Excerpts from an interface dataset
-- Opening Marker --

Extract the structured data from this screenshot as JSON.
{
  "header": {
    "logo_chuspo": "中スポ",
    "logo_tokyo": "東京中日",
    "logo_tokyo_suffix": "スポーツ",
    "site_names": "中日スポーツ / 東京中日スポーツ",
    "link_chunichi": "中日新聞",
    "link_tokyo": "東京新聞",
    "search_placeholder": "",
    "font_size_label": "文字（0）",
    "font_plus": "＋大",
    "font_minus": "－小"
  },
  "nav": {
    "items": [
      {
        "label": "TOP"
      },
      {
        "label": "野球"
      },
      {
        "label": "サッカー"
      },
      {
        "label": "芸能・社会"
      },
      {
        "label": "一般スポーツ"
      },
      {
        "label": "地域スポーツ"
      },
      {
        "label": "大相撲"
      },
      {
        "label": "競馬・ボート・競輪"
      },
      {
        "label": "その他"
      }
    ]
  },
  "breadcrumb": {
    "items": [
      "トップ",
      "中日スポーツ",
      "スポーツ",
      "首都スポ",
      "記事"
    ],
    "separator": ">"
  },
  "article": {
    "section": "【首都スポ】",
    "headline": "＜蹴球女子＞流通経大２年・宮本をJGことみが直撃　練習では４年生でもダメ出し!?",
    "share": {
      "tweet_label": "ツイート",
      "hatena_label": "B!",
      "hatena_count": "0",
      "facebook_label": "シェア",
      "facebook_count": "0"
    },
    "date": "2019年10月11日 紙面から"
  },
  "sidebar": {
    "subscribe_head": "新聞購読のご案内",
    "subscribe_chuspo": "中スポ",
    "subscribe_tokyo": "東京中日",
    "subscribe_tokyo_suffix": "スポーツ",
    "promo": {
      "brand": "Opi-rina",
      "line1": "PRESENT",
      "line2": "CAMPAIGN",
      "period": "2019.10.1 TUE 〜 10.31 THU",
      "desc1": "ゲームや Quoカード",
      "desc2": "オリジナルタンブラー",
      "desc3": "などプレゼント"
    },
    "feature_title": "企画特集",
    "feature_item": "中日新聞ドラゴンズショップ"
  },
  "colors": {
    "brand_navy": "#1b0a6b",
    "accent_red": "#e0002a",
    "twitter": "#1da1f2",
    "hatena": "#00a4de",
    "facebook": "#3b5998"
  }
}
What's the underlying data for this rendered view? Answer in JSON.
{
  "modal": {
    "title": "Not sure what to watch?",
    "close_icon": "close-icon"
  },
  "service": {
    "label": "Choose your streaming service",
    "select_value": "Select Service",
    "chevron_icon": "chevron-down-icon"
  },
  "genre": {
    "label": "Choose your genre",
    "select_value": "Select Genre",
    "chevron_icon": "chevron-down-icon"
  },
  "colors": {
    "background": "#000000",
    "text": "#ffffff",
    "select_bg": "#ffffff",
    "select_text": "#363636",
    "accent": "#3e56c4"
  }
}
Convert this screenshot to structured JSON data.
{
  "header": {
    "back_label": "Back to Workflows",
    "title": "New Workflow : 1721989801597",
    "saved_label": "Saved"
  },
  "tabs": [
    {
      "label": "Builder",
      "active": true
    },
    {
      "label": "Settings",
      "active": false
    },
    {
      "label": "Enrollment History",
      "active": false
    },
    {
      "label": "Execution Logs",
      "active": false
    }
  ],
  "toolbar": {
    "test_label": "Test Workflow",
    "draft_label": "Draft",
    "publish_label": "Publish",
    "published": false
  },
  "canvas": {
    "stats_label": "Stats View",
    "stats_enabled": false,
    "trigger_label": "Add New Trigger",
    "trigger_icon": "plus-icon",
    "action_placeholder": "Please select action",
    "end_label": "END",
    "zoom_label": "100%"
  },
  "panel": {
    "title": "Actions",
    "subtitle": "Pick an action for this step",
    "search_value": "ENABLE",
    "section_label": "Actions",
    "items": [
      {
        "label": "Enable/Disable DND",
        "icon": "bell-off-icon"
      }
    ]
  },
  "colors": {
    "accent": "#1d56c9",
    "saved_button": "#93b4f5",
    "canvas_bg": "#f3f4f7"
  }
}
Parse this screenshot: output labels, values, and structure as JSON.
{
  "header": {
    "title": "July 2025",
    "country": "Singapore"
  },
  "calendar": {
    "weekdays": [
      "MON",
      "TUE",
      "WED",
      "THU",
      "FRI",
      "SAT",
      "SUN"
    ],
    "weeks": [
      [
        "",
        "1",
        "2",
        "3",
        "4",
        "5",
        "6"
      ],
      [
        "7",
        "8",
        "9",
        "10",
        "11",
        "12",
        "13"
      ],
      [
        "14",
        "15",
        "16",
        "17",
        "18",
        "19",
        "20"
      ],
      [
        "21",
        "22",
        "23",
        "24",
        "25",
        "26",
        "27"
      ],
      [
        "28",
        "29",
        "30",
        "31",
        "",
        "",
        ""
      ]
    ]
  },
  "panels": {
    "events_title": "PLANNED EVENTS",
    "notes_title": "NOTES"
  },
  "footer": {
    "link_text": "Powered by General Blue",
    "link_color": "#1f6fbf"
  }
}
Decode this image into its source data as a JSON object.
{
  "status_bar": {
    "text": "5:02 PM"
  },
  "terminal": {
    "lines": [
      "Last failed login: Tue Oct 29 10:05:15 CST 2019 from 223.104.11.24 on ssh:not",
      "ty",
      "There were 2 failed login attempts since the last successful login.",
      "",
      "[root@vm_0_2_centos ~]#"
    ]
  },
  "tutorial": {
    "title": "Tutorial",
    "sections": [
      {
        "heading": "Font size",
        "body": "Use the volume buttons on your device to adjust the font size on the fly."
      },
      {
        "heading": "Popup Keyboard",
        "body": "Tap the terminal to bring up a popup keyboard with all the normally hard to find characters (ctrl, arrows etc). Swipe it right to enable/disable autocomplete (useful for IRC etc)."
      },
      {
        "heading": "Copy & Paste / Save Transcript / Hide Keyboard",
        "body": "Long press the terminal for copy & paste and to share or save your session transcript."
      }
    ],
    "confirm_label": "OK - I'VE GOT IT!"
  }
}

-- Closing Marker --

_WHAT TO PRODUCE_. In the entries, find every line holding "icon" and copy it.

_RESULT_.
    "close_icon": "close-icon"
    "chevron_icon": "chevron-down-icon"
    "chevron_icon": "chevron-down-icon"
    "trigger_icon": "plus-icon",
        "icon": "bell-off-icon"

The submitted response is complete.